It's easy to tell a powerful and heart-rending story about the lack of clean water that afflicts millions of people.
Paint a picture: A young girl must walk miles down a dusty road to collect water from a contaminated well or stream and then haul it home on her back. The journey takes so long that she can't take time to attend school. The water itself is so polluted that it causes illnesses in her family, perhaps keeping other family members from working or attending school.
It's a tragic picture that rightfully elicits funds from well-meaning donors. But it's only part of the story.
For decades aid organizations have been drilling wells and installing taps and hand pumps all over the developing world. But while some progress in improving access to clean water has been achieved, it hasn't been as dramatic as the number of these projects would suggest.
Why? Because a large percentage of wells and hand pumps fall into disrepair and are abandoned only a few years after they are installed. Pipes break, spare parts are unavailable, or people with the technical expertise to make repairs are nowhere to be found.
"People are walking past broken taps and going back to polluted water sources," says Ned Breslin, CEO of the nonprofit group Water for People. Up to 60 percent of water projects fail within 18 months to two years, Water for People says. "[The problem goes] way beyond just banging in infrastructure."
What's needed is the harder, less glamorous work of monitoring and maintaining water systems, Mr. Breslin says. That's why his organization pledges to monitor all of its water projects for 10 years after installation to make sure they are still in operation. The idea is that a project built to last – and properly maintained – costs less in the long run.
Breslin was speaking just prior to World Water Day, founded by the United Nations in 1993. This year the 20th World Water Day is being marked tomorrow, March 22.

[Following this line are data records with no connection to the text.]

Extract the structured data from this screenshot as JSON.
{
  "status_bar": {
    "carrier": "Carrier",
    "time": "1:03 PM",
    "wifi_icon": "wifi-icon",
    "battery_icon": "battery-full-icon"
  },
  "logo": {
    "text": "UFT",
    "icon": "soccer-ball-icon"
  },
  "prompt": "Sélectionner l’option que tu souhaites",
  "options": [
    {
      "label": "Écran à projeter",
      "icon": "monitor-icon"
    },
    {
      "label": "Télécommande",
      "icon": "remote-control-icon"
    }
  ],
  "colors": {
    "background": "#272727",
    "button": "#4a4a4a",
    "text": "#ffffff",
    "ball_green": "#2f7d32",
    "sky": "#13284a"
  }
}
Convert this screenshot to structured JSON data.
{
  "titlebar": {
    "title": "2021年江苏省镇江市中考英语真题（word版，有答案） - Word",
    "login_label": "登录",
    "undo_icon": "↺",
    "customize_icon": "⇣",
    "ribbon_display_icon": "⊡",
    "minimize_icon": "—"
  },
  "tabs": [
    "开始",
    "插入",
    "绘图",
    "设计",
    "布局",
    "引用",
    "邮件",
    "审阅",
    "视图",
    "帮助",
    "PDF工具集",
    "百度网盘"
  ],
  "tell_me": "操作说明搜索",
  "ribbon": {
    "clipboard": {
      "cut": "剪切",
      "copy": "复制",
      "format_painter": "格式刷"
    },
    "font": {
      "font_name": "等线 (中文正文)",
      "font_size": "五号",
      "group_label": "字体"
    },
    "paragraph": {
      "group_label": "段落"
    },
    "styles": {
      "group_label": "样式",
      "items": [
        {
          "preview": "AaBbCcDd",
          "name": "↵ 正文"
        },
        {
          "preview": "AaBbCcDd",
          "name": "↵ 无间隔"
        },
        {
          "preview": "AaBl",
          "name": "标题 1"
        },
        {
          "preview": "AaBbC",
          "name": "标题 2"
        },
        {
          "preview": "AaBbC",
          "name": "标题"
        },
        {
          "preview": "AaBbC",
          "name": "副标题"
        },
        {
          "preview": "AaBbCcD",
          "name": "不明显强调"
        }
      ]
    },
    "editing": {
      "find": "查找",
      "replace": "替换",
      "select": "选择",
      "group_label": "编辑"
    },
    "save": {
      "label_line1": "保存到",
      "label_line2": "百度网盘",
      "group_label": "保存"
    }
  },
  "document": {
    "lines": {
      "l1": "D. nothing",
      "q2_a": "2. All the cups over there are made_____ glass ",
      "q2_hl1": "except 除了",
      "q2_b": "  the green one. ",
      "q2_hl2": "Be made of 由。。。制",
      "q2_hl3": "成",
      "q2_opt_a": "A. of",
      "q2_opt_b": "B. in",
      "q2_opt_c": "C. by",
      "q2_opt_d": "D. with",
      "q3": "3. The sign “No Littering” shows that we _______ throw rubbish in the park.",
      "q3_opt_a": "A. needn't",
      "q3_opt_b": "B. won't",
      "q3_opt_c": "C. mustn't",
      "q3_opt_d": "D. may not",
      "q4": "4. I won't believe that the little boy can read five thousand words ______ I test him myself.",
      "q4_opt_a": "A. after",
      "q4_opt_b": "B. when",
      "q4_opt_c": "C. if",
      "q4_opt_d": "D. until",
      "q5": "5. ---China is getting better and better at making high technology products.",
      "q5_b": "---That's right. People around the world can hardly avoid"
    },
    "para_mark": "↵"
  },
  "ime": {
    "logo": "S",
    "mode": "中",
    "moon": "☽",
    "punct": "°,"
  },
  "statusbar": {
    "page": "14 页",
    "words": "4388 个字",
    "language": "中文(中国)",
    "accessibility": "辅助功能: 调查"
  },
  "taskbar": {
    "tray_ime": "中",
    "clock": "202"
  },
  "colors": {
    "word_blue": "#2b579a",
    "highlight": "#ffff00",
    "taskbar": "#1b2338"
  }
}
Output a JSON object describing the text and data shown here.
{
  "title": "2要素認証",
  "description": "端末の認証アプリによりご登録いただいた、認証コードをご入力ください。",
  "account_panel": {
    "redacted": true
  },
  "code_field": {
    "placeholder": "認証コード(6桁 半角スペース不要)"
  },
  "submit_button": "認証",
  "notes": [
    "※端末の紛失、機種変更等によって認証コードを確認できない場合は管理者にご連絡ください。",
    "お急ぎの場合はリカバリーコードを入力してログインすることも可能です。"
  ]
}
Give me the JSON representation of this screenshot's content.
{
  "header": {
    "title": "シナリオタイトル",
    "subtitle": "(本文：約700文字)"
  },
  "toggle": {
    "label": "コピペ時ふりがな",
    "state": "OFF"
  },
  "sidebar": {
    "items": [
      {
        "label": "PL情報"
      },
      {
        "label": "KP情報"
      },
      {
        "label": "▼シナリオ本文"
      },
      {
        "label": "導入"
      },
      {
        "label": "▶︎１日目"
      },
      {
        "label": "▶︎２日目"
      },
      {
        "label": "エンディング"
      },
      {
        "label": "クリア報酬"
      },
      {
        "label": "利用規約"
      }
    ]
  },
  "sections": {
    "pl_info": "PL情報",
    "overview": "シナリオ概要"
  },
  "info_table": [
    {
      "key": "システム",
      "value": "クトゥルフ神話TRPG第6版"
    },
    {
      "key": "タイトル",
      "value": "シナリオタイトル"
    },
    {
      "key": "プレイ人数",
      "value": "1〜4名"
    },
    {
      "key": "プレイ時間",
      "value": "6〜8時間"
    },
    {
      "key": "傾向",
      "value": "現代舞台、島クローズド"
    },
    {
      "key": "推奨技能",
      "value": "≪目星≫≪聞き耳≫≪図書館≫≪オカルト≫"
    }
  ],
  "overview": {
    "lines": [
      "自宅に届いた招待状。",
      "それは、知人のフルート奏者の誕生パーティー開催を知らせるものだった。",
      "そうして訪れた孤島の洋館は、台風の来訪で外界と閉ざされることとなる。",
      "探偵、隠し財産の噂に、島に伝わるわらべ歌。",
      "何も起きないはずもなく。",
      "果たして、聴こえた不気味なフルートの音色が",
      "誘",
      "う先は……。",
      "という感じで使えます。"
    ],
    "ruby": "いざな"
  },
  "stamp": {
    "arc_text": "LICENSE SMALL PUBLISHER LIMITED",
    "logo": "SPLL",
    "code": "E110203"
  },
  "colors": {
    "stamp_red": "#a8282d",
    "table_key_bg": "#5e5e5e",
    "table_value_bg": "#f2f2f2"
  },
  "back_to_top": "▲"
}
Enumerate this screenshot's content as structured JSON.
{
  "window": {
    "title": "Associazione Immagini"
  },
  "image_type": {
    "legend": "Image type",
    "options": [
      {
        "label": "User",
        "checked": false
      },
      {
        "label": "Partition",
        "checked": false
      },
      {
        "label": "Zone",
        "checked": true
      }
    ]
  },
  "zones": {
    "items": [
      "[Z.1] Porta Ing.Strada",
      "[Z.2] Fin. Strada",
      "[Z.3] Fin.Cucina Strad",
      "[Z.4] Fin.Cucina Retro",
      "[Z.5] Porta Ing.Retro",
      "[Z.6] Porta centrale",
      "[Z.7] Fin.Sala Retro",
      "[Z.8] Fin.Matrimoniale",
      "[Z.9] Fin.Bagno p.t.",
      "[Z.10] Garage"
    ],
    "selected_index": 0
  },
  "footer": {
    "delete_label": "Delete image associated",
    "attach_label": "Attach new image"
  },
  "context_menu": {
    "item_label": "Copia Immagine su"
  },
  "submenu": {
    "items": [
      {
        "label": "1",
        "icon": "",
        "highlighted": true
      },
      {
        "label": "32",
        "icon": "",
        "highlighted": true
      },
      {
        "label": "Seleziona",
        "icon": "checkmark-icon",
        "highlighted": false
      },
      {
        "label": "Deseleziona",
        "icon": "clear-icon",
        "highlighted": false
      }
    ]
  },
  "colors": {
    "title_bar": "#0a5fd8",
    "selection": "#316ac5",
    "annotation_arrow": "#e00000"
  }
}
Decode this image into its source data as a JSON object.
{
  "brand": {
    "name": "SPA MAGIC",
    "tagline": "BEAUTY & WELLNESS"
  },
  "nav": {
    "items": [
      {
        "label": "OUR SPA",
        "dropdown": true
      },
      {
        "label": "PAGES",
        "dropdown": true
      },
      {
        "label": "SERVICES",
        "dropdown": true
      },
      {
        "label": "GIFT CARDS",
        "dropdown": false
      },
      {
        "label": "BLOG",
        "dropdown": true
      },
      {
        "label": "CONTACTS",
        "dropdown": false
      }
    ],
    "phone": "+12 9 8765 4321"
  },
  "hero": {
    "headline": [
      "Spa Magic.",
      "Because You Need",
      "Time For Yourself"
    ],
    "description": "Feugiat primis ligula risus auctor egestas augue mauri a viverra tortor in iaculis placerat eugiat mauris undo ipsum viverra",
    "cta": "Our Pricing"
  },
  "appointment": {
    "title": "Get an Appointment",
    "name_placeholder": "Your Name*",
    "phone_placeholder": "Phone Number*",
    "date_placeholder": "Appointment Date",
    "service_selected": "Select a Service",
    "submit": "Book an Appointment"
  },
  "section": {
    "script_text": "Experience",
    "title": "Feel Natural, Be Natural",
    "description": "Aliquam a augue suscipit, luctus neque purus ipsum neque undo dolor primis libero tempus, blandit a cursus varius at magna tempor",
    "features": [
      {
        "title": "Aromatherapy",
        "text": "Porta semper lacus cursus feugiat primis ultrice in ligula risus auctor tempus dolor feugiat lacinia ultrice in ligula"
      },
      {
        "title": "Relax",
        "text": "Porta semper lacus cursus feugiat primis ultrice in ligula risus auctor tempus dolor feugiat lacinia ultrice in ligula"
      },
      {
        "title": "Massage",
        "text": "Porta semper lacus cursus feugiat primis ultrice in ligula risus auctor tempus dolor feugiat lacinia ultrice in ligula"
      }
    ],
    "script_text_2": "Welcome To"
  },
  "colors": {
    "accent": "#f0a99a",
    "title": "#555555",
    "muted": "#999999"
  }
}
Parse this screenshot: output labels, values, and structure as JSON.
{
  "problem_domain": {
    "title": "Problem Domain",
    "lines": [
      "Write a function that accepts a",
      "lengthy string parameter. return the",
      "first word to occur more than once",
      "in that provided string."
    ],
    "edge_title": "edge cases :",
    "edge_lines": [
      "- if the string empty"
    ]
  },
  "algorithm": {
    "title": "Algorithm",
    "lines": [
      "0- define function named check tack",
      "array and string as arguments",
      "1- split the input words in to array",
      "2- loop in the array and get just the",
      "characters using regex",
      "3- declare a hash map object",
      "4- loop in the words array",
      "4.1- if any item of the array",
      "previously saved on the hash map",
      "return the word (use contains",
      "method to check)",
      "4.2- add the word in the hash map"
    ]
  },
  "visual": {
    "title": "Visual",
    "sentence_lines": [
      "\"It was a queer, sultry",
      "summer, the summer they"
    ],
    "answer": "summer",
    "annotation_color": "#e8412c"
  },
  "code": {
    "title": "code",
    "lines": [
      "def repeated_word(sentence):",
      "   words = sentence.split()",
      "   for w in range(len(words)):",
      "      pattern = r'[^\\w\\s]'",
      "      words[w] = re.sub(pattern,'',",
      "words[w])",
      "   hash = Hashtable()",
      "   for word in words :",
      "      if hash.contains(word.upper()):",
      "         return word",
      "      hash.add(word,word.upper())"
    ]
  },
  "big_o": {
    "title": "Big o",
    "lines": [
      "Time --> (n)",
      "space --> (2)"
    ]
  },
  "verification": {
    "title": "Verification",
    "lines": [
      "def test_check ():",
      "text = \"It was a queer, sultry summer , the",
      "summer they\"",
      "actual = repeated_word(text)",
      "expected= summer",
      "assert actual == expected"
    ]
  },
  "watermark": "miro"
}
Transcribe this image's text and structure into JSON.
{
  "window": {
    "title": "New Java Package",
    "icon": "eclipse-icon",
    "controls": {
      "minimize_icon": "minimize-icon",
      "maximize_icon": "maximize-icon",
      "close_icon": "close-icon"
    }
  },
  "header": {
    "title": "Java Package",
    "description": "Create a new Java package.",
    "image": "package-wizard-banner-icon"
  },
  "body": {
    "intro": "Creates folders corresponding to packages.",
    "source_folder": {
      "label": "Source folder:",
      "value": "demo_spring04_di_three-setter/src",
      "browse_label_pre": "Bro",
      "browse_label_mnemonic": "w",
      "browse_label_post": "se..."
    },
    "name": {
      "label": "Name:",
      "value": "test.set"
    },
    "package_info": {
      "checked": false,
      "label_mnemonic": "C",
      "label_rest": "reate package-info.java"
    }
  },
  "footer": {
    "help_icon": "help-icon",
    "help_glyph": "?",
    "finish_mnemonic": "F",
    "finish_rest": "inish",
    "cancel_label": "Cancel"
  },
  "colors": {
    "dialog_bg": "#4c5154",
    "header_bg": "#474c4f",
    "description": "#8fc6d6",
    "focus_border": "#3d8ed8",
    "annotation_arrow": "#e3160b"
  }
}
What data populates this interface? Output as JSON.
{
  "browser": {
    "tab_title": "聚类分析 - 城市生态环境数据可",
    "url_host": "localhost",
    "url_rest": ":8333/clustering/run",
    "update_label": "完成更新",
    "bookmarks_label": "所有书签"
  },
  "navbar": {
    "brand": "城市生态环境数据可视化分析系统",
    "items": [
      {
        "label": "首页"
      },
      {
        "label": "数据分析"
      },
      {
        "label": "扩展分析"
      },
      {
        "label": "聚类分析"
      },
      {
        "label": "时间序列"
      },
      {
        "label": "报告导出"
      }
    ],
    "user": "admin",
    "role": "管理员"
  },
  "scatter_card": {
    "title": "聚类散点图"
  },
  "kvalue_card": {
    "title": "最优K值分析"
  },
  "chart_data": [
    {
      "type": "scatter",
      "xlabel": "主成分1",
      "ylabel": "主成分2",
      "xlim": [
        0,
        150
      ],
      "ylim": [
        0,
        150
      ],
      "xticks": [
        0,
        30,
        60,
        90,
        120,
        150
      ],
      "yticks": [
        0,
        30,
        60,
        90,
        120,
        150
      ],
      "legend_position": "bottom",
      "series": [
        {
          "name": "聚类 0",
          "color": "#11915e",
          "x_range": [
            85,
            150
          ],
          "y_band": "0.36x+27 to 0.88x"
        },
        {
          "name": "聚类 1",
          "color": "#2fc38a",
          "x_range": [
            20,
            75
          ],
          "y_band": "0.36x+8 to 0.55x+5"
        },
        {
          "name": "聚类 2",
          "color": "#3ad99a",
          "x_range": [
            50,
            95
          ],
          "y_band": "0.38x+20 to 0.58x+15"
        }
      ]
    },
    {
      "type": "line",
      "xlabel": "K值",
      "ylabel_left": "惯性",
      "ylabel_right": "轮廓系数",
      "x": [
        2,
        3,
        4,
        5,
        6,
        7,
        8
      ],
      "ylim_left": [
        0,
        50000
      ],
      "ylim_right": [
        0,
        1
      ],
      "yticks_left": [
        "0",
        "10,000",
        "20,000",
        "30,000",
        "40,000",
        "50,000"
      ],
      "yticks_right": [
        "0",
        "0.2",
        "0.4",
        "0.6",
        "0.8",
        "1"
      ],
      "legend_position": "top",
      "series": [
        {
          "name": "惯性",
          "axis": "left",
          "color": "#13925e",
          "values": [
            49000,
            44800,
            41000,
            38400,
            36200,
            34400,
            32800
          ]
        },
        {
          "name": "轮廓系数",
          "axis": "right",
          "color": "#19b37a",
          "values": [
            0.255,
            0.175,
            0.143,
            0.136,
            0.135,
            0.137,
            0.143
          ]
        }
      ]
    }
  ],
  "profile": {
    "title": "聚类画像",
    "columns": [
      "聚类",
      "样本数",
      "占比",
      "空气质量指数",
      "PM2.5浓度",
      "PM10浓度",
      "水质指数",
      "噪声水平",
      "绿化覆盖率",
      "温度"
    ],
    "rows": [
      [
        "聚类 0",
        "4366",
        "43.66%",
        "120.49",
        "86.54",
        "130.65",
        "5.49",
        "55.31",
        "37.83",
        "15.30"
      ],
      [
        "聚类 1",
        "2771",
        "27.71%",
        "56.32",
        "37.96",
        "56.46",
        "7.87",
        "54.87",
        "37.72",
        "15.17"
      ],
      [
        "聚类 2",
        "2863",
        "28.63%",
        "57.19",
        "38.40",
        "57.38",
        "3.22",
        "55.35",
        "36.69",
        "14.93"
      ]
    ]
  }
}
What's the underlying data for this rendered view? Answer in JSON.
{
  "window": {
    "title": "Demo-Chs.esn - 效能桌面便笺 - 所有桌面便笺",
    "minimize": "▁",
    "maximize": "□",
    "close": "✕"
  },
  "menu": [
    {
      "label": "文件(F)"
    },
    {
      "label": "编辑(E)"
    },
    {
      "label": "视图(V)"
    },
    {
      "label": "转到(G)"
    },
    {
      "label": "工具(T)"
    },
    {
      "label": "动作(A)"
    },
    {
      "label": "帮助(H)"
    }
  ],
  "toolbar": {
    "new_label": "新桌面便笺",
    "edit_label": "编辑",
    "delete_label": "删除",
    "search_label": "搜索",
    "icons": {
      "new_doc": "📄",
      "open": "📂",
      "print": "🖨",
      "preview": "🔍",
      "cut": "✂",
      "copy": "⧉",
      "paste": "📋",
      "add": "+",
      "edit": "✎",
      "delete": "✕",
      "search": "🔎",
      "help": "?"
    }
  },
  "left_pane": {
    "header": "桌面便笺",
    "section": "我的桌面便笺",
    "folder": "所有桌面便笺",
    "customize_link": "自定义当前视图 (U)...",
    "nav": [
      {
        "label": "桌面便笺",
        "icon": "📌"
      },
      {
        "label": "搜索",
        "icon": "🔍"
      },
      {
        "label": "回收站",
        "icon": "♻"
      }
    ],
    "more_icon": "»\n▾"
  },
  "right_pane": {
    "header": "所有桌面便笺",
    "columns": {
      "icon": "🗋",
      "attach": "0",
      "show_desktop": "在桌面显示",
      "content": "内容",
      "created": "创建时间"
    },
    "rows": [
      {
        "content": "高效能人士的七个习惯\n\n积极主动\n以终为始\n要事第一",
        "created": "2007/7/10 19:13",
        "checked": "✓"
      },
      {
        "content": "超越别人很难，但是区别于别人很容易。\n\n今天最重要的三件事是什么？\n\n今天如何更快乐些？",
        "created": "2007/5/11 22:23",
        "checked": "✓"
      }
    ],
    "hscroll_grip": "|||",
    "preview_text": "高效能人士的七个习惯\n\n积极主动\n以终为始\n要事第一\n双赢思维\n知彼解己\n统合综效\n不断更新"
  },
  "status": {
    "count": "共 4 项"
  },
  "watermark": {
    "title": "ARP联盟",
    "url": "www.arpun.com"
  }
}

Despite a concerted effort by governments and nongovernment groups, the problems of water scarcity and quality remain enormous. Some 783 million people don't have access to safe drinking water, 2.5 billion don't have adequate sanitation facilities, and nearly 6,000 people – mostly children – die from water-based illnesses each year, Water for People estimates.
Breslin's nonprofit, which is funded in part by donations from North America's water companies, applies another key tenet: Local people should be viewed as partners – not victims.
"Treating people as active agents in the solution, as opposed to just saying, you know, they're really poor and they can't afford it, is a very different approach," says Breslin, who received the Skoll Award for Social Entrepreneurship for his work with Water For People in 2011. "And, frankly, communities around the world respond to that. They respond to … challenging the story that they are poor and helpless."
Water for People now is looking to work with multinational corporations that share its concerns about the availability of clean water.
"We're partners with Coca-Cola," he says. "Coca-Cola has some of the greatest water-resources scientists around: How do we unleash them as part of the solution to sustaining water resources over time?"
More and more, climate change is exacerbating the water problem, Breslin says. "We see all around the world water resources under great threat. We have great concerns. We're seeing massive rainfall pattern changes.
"To me climate change is an absolute threat, and every corporation around the world that has some footprint in water is worried about it, and so are we," he says.
Water for People doesn't advocate for any one solution to the world's water crisis.
"We can be creative and begin to address this problem with everything from aquifer recharging to better storage of water and a whole range of things … if we acknowledge it's a challenge," Breslin says. "We believe that there's a wide range of technical solutions that exist. There are new things constantly coming on line. The challenge is to get the best solutions for each particular locale."